■ Exercise aim: Set down the whole listing below exactly. The pictures stay out.

■ Material supplied:
□ □ □

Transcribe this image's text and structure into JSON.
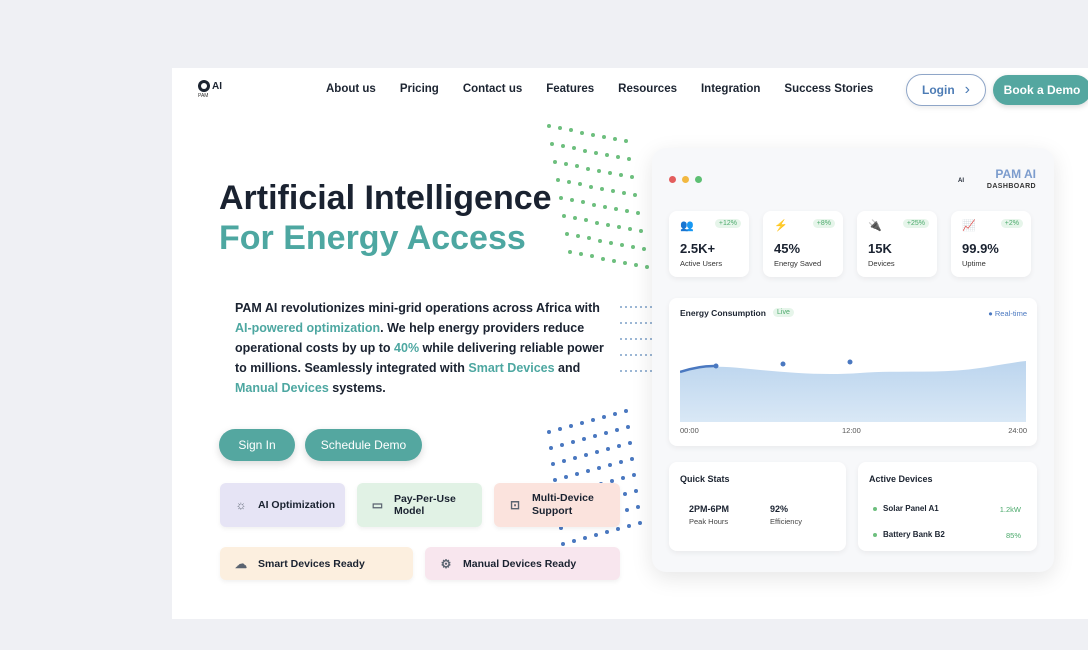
{
  "logo": {
    "mark": "AI",
    "sub": "PAM"
  },
  "nav": [
    "About us",
    "Pricing",
    "Contact us",
    "Features",
    "Resources",
    "Integration",
    "Success Stories"
  ],
  "header": {
    "login_label": "Login",
    "demo_label": "Book a Demo"
  },
  "hero": {
    "title_line1": "Artificial Intelligence",
    "title_line2": "For Energy Access",
    "desc": {
      "p1": "PAM AI revolutionizes mini-grid operations across Africa with ",
      "h1": "AI-powered optimization",
      "p2": ". We help energy providers reduce operational costs by up to ",
      "h2": "40%",
      "p3": " while delivering reliable power to millions. Seamlessly integrated with ",
      "h3": "Smart Devices",
      "p4": " and ",
      "h4": "Manual Devices",
      "p5": " systems."
    },
    "signin_label": "Sign In",
    "schedule_label": "Schedule Demo"
  },
  "features": [
    {
      "label": "AI Optimization",
      "icon": "lightbulb-icon",
      "glyph": "☼",
      "bg": "#e6e4f5"
    },
    {
      "label": "Pay-Per-Use Model",
      "icon": "credit-card-icon",
      "glyph": "▭",
      "bg": "#e1f2e5"
    },
    {
      "label": "Multi-Device Support",
      "icon": "terminal-icon",
      "glyph": "⊡",
      "bg": "#fbe3dd"
    },
    {
      "label": "Smart Devices Ready",
      "icon": "cloud-icon",
      "glyph": "☁",
      "bg": "#fcefdf"
    },
    {
      "label": "Manual Devices Ready",
      "icon": "gear-icon",
      "glyph": "⚙",
      "bg": "#f8e6ee"
    }
  ],
  "dashboard": {
    "title": "PAM AI",
    "subtitle": "DASHBOARD",
    "logo_text": "AI",
    "window_dots": [
      "#e35d5d",
      "#f2b840",
      "#5dbf73"
    ],
    "stats": [
      {
        "icon": "users-icon",
        "glyph": "👥",
        "delta": "+12%",
        "value": "2.5K+",
        "label": "Active Users"
      },
      {
        "icon": "lightning-icon",
        "glyph": "⚡",
        "delta": "+8%",
        "value": "45%",
        "label": "Energy Saved"
      },
      {
        "icon": "plug-icon",
        "glyph": "🔌",
        "delta": "+25%",
        "value": "15K",
        "label": "Devices"
      },
      {
        "icon": "chart-icon",
        "glyph": "📈",
        "delta": "+2%",
        "value": "99.9%",
        "label": "Uptime"
      }
    ],
    "consumption": {
      "title": "Energy Consumption",
      "badge": "Live",
      "realtime": "● Real-time",
      "x_labels": [
        "00:00",
        "12:00",
        "24:00"
      ]
    },
    "quick_stats": {
      "title": "Quick Stats",
      "items": [
        {
          "value": "2PM-6PM",
          "label": "Peak Hours"
        },
        {
          "value": "92%",
          "label": "Efficiency"
        }
      ]
    },
    "active_devices": {
      "title": "Active Devices",
      "items": [
        {
          "name": "Solar Panel A1",
          "value": "1.2kW"
        },
        {
          "name": "Battery Bank B2",
          "value": "85%"
        }
      ]
    }
  }
}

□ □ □

■ Written response:
Transcribe this image's text and structure into JSON.
{
  "logo": {
    "mark": "AI",
    "sub": "PAM"
  },
  "nav": [
    "About us",
    "Pricing",
    "Contact us",
    "Features",
    "Resources",
    "Integration",
    "Success Stories"
  ],
  "header": {
    "login_label": "Login",
    "demo_label": "Book a Demo"
  },
  "hero": {
    "title_line1": "Artificial Intelligence",
    "title_line2": "For Energy Access",
    "desc": {
      "p1": "PAM AI revolutionizes mini-grid operations across Africa with ",
      "h1": "AI-powered optimization",
      "p2": ". We help energy providers reduce operational costs by up to ",
      "h2": "40%",
      "p3": " while delivering reliable power to millions. Seamlessly integrated with ",
      "h3": "Smart Devices",
      "p4": " and ",
      "h4": "Manual Devices",
      "p5": " systems."
    },
    "signin_label": "Sign In",
    "schedule_label": "Schedule Demo"
  },
  "features": [
    {
      "label": "AI Optimization",
      "icon": "lightbulb-icon",
      "glyph": "☼",
      "bg": "#e6e4f5"
    },
    {
      "label": "Pay-Per-Use Model",
      "icon": "credit-card-icon",
      "glyph": "▭",
      "bg": "#e1f2e5"
    },
    {
      "label": "Multi-Device Support",
      "icon": "terminal-icon",
      "glyph": "⊡",
      "bg": "#fbe3dd"
    },
    {
      "label": "Smart Devices Ready",
      "icon": "cloud-icon",
      "glyph": "☁",
      "bg": "#fcefdf"
    },
    {
      "label": "Manual Devices Ready",
      "icon": "gear-icon",
      "glyph": "⚙",
      "bg": "#f8e6ee"
    }
  ],
  "dashboard": {
    "title": "PAM AI",
    "subtitle": "DASHBOARD",
    "logo_text": "AI",
    "window_dots": [
      "#e35d5d",
      "#f2b840",
      "#5dbf73"
    ],
    "stats": [
      {
        "icon": "users-icon",
        "glyph": "👥",
        "delta": "+12%",
        "value": "2.5K+",
        "label": "Active Users"
      },
      {
        "icon": "lightning-icon",
        "glyph": "⚡",
        "delta": "+8%",
        "value": "45%",
        "label": "Energy Saved"
      },
      {
        "icon": "plug-icon",
        "glyph": "🔌",
        "delta": "+25%",
        "value": "15K",
        "label": "Devices"
      },
      {
        "icon": "chart-icon",
        "glyph": "📈",
        "delta": "+2%",
        "value": "99.9%",
        "label": "Uptime"
      }
    ],
    "consumption": {
      "title": "Energy Consumption",
      "badge": "Live",
      "realtime": "● Real-time",
      "x_labels": [
        "00:00",
        "12:00",
        "24:00"
      ]
    },
    "quick_stats": {
      "title": "Quick Stats",
      "items": [
        {
          "value": "2PM-6PM",
          "label": "Peak Hours"
        },
        {
          "value": "92%",
          "label": "Efficiency"
        }
      ]
    },
    "active_devices": {
      "title": "Active Devices",
      "items": [
        {
          "name": "Solar Panel A1",
          "value": "1.2kW"
        },
        {
          "name": "Battery Bank B2",
          "value": "85%"
        }
      ]
    }
  }
}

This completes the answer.